Bronwyn Herbert reported this story on Wednesday, July 29, 2009 12:42:00

PETER CAVE: Australian scientists have developed the world's first genetically-modified strain of
malaria that will now be used as a live vaccine against the disease.

Human trials of the vaccine will start in the United States early next year.

Malaria kills more than one million people each year, most of them children.

Bronwyn Herbert spoke to Professor Alan Cowman from the Walter and Eliza Hall Institute in
Melbourne. He is leading the international research team

ALAN COWMAN: We can now delete the genes from the parasite at will and essentially cripple it and
that's what the vaccine that we are going to test in human trials in February. It is essentially a
crippled parasite, malaria parasite that cannot cause disease.

These clinical trials will enable us to hopefully show that it works and then we will go onto the
next step.

BRONWYN HERBERT: Professor Cowman, are you confident the vaccine will be safe for humans?

ALAN COWMAN: Previously, people have been infected in the same way with malaria parasites but not
genetically modified malaria parasites and so all of those trials previously have been very safe.

But essentially this trial is to do two things. One is to work out safety but also to challenge the
volunteers and determine whether they are protected.

BRONWYN HERBERT: Why is the research or the trials with humans taking place in the United States?

ALAN COWMAN: Because the Walter Reed Army Institute have a lot of experience in doing these sort of
trials. They have the insectary where we can send the malaria parasite that we've constructed in
the laboratory and they can infect mosquitoes and then allow them to infect people.

So they can do the human trials. They have a lot of experience in it whereas we do not have the
insectary in Australia that enables us to do that.

BRONWYN HERBERT: Have you got any idea yet what it would actually cost to produce this type of

ALAN COWMAN: No, at this stage we haven't. We haven't got to that point.
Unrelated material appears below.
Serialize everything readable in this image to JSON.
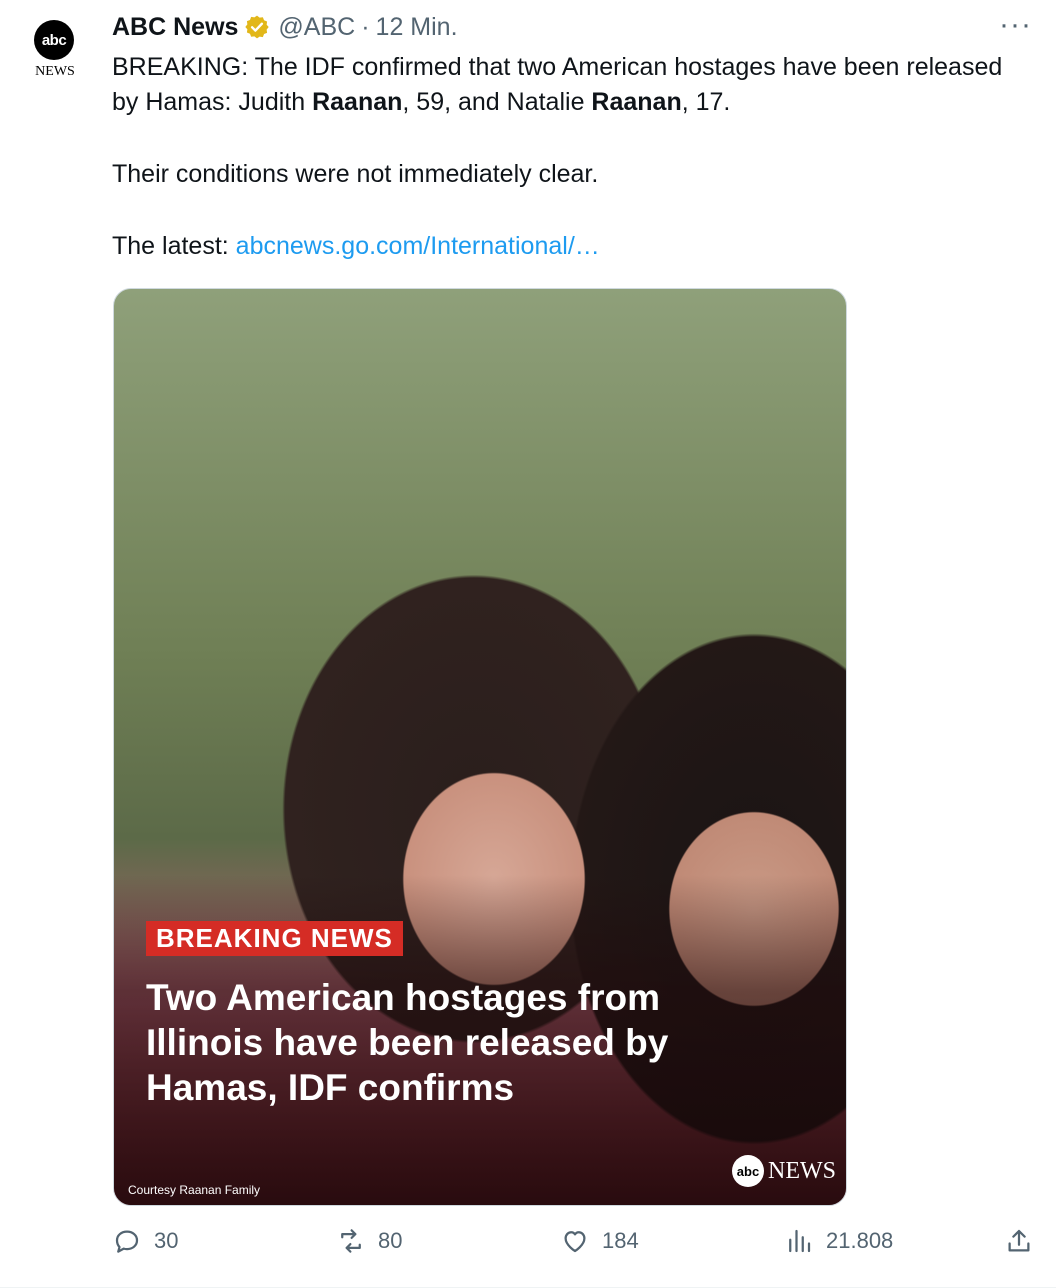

Really this is principle
to really work out whether the vaccine works in the way that we think it will. We know it works
very well in mice.

All mice that have been vaccinated have been protected against malaria. We need to now test it in
humans and make sure it works well there and is safe and considerations of cost will come after

BRONWYN HERBERT: From here, what are the main challenges in rolling out this type of vaccine into
parts of the world like sub-Saharan Africa most affected by this killer disease?

ALAN COWMAN: There is still huge challenges. One of the issues is delivery of the vaccine like this
and that is a very big challenge because this is essentially a live vaccine that will need to be
stabilised and stored at low temperatures so to deliver that sort of vaccine to countries in
Africa, villages in Africa really is a huge logistical problem that will need to solved.

However again the Bill and Melinda Gates Foundation are spending a lot of money in research to try
and develop ways that stabilise vaccines such as this so that they can be stored at higher
temperatures such as room temperature and still be effective.

The amount of money that the Gates Foundation is spending on malaria research and developing new
drugs and malaria vaccines, it really is starting to have an effect and this is a, it's a very
exciting time to be in this area.

PETER CAVE: Professor Alan Cowman from Melbourne's Walter and Eliza Hall Institute of Medical
Research, speaking there to Bronwyn Herbert.